Sunday Sermon for October 26, 2014, the Thirtieth Sunday in Ordinary Time, Year A

Readings: Ex 22:20-26; 1 Thes 1:5c-10; Mt 22:34-40
In the second reading today St. Paul commends the Thessalonians for the way they received the Gospel and for the manner in which they lived it out. First he says that they received the Word in great affliction, then he reminds them that they became a model for all believers. In the midst of affliction the Word of God is like a balm in that it brings a sense of freedom and peace. It does not remove the affliction, but it allows those afflicted to see their struggles from a different perspective. Beyond this, it reminds us that Jesus came into this world and lived a life of affliction as well, so suffering people know that God is with them in the midst of their sorrows.

On the other hand, for those who live in affluence rather than affliction, the Word of God wounds rather than heals. It calls us to a greater and deeper conversion; it calls us to focus less on the worldly and material and more on the heavenly and spiritual. More than that, it calls us to unite ourselves with those who are being afflicted. In the first reading God told the Israelites about the necessity of having compassion for those who are suffering. The colloquial face of such people was represented by the widows and the orphans. The Lord says that if someone mistreats them, His wrath will flare up against such persons.

We have to consider this issue from both sides. I suspect that all of us have some kind of suffering or affliction in our lives. We have to ask if, in the midst of our trials, we are able to unite ourselves with the Lord in His suffering. Do we accept our difficulties with peace knowing that our Lord is there with us and we with Him? Sadly, most people do not do this because we are too focused on ourselves and not on the Lord. We tend to whine and complain about our problems; sometimes it might even seem as if we think we are more afflicted than anyone. The only recourse we have to God is to be angry at Him because he is allowing us to suffer.

We would really need to ask ourselves if St. Paul could tell others that the way we live our faith is a model for all believers. There are some good and holy souls who are great examples, but most of us, I suspect, would have to admit that we fall far short in the carrying of our crosses. We seem to forget or grossly downplay what the Lord endured from and for sinners. We forget that it is to the Cross, when He was lifted up from the earth, that we are to be drawn. Too many in our affluent society want to think that ease of life and material comfort are the way God blesses people. This is not the teaching of Jesus or His Apostles, but it is certainly more palatable than the truth.

What about our union with those who are afflicted? In our situation we have widows and orphans, although there are many more who are simply abandoned. We have a huge number of people without gainful employment. We have families who are struggling to make ends meet. At the same time, there are lots of welfare programs and other benefits that are designed to help people. There are many people who will take advantage of others and try to scam them. It has become difficult to tell who is truly in need these days and who is just trying to get whatever they can at someone else’s expense.

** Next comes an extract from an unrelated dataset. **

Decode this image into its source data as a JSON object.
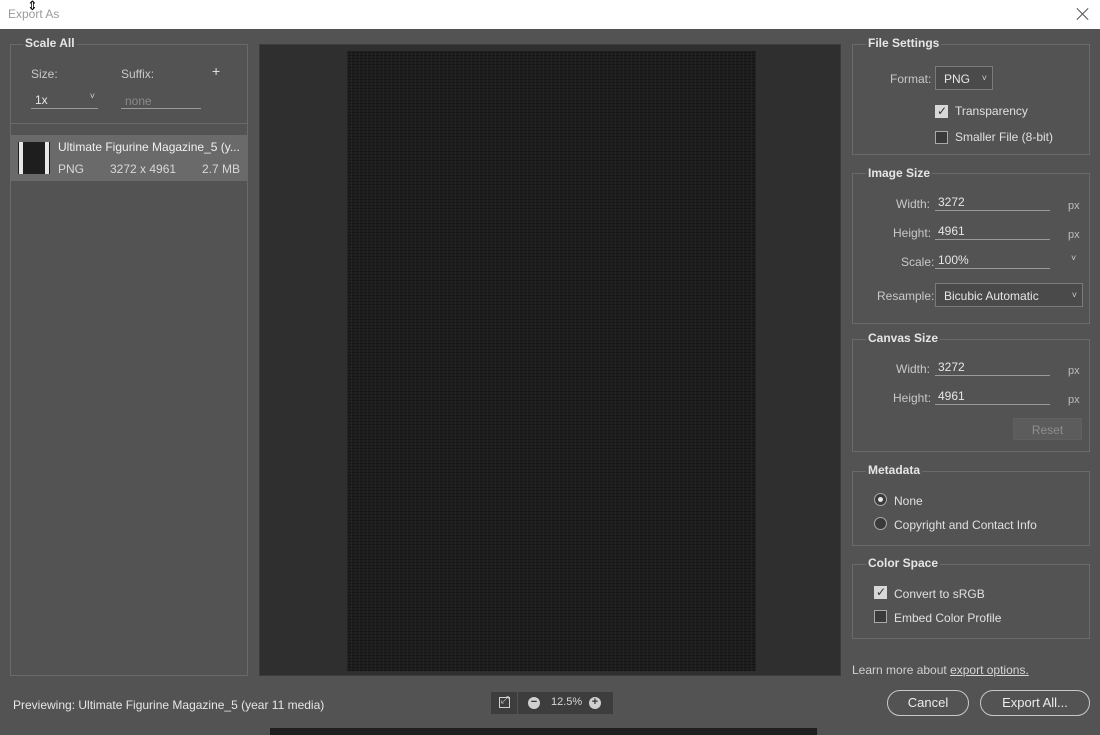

These things may be true, but we all know some people who truly are in need. What are we doing to help them? Beyond that, we have all been witnessing the horrific and barbaric events that have been occurring in the Middle East and in other places. We have all be told of the plagues ravaging the poor in Africa. We were all told about the blasphemous and sacrilegious events that happened last month in Oklahoma. Have any of these things touched our hearts? Have we been moved with compassion? I know that we cannot just hop on a plane and go somewhere to fix the problem, but have we prayed for those involved? Have we done anything to help?

In the Gospel our Lord reminds us that the greatest commandments are to love God and to love neighbor. We have had and continue to have opportunities to demonstrate this love. What was your reaction to the events in Oklahoma? What is your reaction to the injustices going on in the world? Love is the proper Christian reaction; faith expressed in love is the example St. Paul would commend.

Fr. Altier’s column appears regularly in The Wanderer, a national Catholic weekly published in St. Paul, Minn. For information about subscribing to The Wanderer, please visit